* Task directions
Searching the material below, find each line that includes the word "true", and copy it.

* Input for this task

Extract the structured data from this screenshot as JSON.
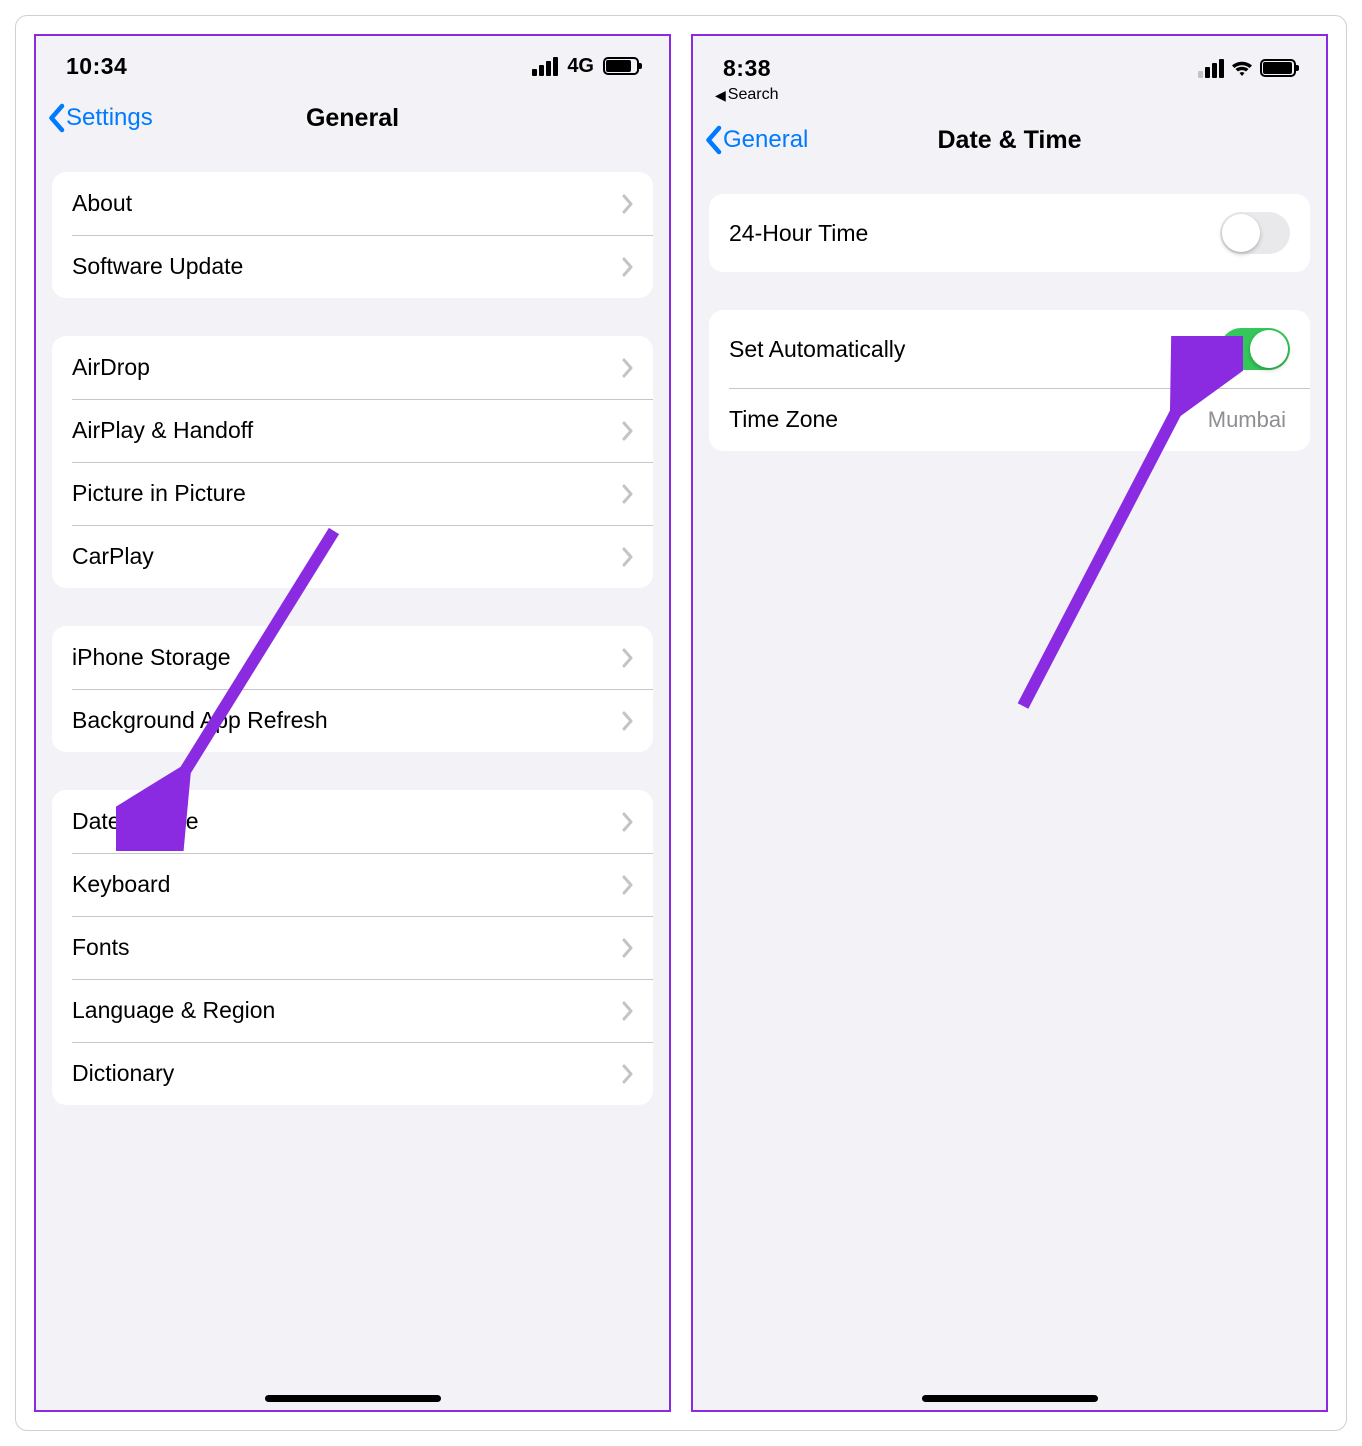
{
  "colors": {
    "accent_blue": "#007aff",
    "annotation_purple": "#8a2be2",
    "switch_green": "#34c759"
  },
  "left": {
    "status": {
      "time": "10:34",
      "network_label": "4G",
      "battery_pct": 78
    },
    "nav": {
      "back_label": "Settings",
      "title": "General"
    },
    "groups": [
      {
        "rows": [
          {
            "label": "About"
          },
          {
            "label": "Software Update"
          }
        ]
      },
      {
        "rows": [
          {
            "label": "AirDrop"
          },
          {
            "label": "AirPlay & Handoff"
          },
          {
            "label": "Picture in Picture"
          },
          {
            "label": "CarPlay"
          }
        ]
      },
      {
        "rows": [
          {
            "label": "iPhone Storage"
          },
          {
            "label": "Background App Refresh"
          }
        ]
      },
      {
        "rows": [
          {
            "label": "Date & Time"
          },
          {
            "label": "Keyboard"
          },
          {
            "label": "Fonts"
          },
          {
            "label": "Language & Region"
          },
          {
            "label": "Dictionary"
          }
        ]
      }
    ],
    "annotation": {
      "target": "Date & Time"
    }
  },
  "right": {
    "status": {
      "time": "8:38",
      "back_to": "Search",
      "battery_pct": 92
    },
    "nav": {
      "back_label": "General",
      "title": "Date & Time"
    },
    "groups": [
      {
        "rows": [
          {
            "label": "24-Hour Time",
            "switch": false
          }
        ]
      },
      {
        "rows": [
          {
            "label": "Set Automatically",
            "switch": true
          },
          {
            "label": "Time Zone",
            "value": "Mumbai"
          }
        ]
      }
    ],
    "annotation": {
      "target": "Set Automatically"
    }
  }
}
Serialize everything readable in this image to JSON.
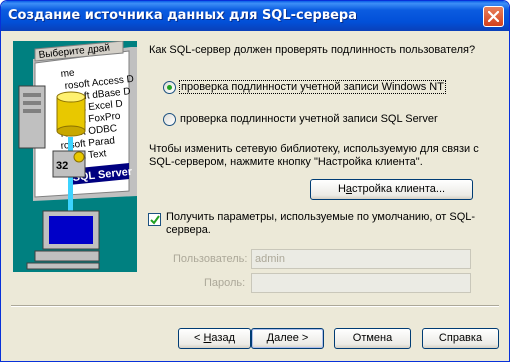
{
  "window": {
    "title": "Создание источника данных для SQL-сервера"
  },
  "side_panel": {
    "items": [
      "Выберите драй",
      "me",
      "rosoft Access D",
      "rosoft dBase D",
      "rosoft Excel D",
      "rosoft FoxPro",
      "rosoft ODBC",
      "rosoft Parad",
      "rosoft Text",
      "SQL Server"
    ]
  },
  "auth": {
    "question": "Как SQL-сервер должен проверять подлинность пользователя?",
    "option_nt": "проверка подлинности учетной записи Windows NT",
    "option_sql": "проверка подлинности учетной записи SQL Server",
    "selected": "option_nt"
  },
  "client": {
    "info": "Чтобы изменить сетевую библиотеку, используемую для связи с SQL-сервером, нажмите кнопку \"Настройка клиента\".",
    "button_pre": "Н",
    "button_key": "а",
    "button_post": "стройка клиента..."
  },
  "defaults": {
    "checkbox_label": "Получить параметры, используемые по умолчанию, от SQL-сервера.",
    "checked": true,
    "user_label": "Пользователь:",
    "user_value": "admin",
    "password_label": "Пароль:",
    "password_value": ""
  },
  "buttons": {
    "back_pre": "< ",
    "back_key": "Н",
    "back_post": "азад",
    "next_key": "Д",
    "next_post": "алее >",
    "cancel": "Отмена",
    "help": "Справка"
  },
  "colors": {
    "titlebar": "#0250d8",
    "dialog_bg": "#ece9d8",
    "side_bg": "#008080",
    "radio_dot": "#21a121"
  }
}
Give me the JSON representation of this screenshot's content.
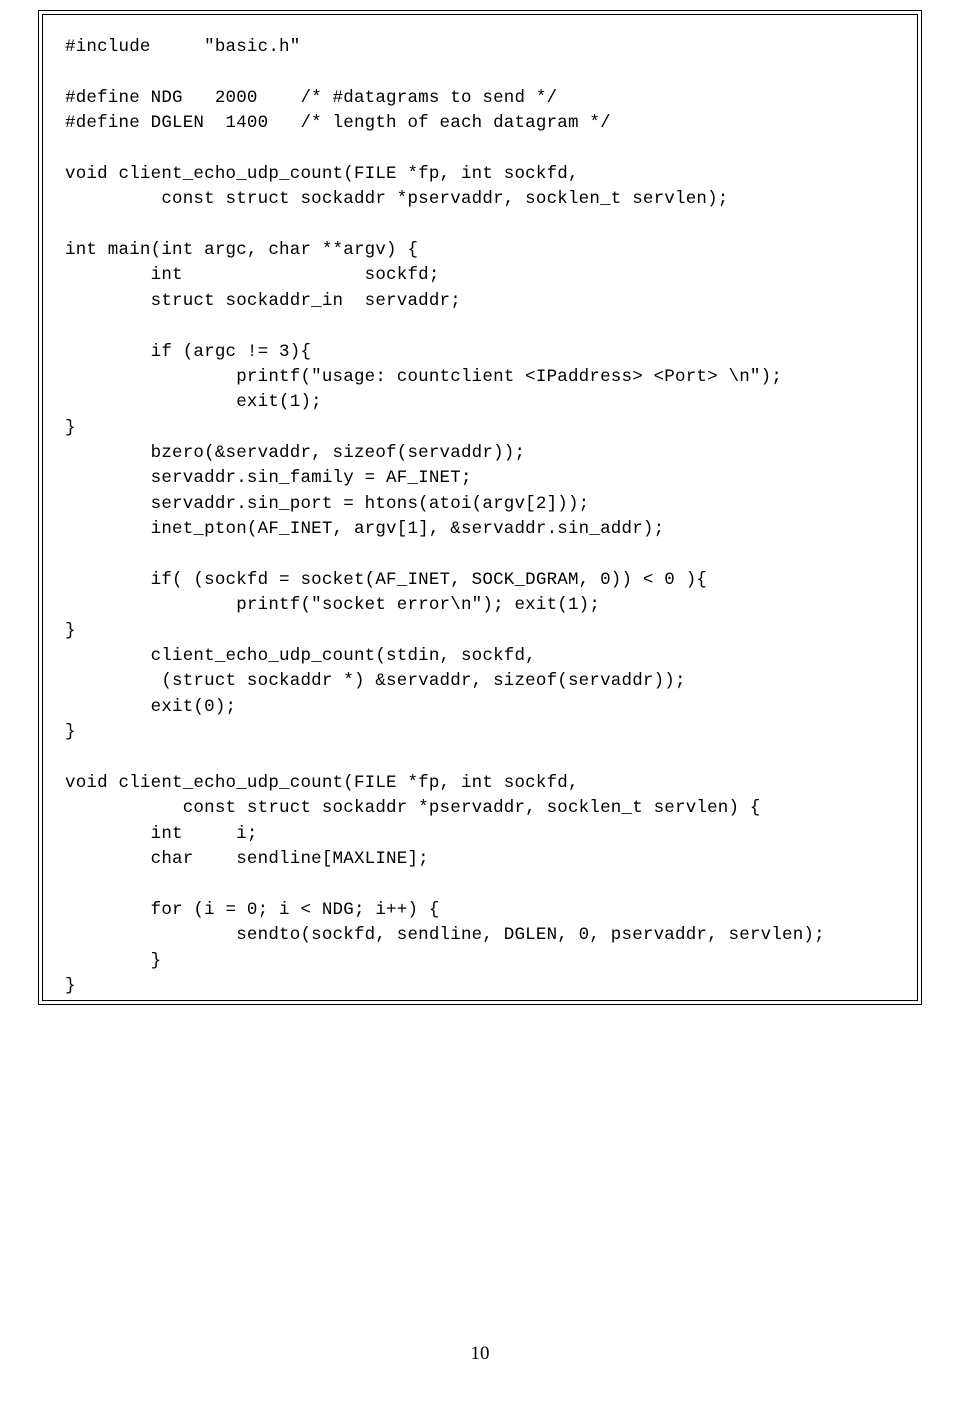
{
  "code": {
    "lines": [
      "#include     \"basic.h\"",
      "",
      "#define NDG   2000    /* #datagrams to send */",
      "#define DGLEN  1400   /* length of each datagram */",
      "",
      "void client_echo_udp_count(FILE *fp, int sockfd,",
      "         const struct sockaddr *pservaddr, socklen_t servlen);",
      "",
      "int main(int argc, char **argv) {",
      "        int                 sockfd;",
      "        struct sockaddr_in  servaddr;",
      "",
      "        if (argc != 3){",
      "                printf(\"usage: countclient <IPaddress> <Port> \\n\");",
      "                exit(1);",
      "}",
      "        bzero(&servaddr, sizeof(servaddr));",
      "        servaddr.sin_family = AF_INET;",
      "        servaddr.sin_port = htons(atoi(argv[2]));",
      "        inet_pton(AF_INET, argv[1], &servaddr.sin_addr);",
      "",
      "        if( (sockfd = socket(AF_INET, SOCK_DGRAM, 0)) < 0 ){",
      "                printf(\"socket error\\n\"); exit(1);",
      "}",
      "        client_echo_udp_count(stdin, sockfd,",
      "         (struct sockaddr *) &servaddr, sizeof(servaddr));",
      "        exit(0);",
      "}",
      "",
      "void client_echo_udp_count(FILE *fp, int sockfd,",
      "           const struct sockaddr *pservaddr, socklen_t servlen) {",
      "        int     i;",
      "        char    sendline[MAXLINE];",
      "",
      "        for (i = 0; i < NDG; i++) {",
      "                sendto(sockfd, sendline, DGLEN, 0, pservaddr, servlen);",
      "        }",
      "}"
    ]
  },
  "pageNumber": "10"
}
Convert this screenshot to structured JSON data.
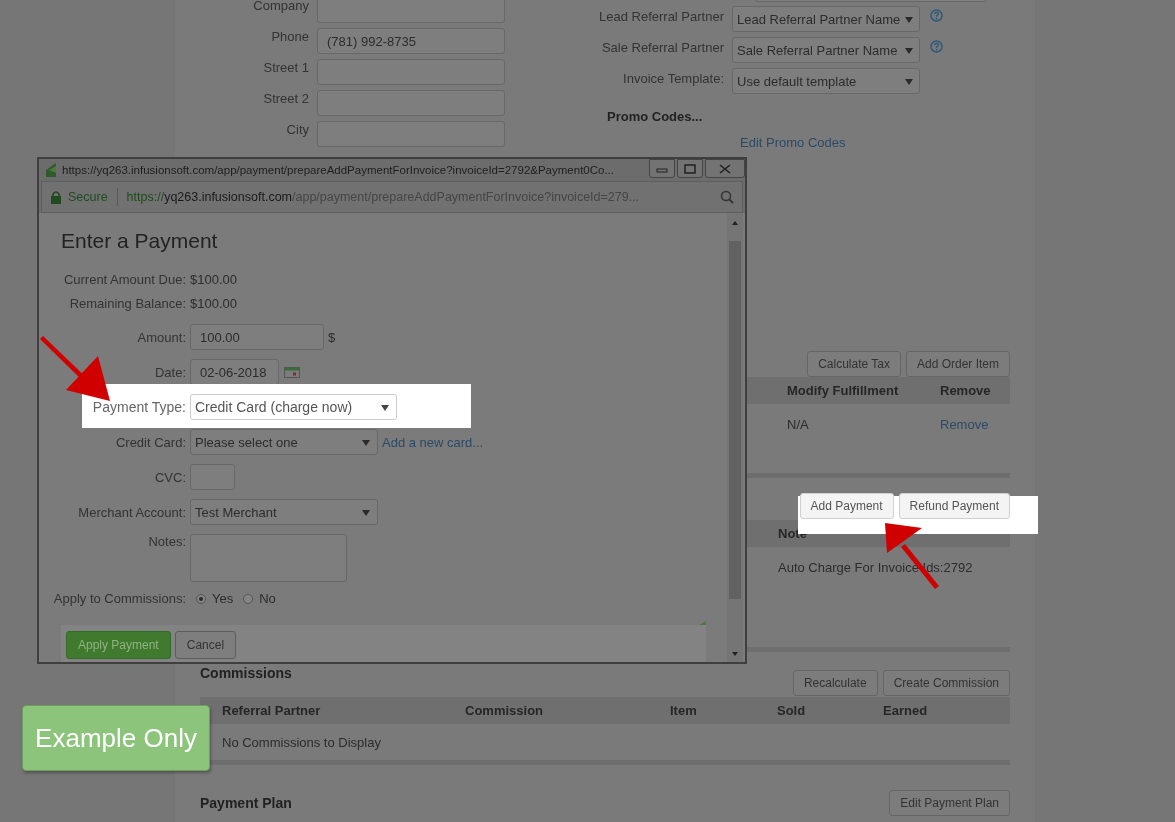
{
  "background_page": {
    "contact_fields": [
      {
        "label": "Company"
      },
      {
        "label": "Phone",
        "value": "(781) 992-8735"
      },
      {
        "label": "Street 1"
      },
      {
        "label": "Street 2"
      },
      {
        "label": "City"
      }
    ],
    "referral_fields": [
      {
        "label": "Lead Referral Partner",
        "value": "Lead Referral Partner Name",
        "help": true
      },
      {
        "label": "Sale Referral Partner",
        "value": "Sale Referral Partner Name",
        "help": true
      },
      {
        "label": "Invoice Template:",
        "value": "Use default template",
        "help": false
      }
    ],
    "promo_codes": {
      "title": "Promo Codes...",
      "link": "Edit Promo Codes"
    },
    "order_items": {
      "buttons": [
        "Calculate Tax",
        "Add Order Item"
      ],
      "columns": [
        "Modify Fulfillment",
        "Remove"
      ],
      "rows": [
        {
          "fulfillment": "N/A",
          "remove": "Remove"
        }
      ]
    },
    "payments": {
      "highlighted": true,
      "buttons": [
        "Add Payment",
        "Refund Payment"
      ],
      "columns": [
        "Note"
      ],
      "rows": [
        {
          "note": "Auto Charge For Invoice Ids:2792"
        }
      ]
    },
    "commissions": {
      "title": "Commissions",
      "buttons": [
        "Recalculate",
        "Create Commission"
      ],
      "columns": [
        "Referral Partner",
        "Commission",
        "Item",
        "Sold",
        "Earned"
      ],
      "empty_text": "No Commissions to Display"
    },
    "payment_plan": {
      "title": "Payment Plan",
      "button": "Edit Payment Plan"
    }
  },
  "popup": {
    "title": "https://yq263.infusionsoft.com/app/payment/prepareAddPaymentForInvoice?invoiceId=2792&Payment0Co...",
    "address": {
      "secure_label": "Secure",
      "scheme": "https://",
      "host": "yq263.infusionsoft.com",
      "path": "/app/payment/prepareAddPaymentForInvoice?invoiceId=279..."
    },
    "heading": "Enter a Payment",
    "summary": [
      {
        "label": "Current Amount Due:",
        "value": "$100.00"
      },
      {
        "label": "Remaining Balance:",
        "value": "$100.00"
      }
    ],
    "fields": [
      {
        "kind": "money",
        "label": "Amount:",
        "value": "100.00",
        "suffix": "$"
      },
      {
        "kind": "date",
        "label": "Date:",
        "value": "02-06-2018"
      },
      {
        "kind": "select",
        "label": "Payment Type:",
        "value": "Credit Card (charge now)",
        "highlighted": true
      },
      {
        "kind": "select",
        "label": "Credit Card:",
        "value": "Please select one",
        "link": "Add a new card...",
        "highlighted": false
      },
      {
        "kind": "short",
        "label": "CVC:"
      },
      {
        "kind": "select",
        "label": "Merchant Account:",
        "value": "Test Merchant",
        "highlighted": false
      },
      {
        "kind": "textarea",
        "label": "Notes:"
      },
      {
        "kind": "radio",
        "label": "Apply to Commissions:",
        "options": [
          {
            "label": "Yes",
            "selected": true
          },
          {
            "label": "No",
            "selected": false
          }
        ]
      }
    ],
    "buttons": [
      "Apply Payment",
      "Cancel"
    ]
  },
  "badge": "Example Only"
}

* Written solution
            "switch": true
    "checked": true,
        "help": true
        "help": true
      "highlighted": true,
        "highlighted": true
            "selected": true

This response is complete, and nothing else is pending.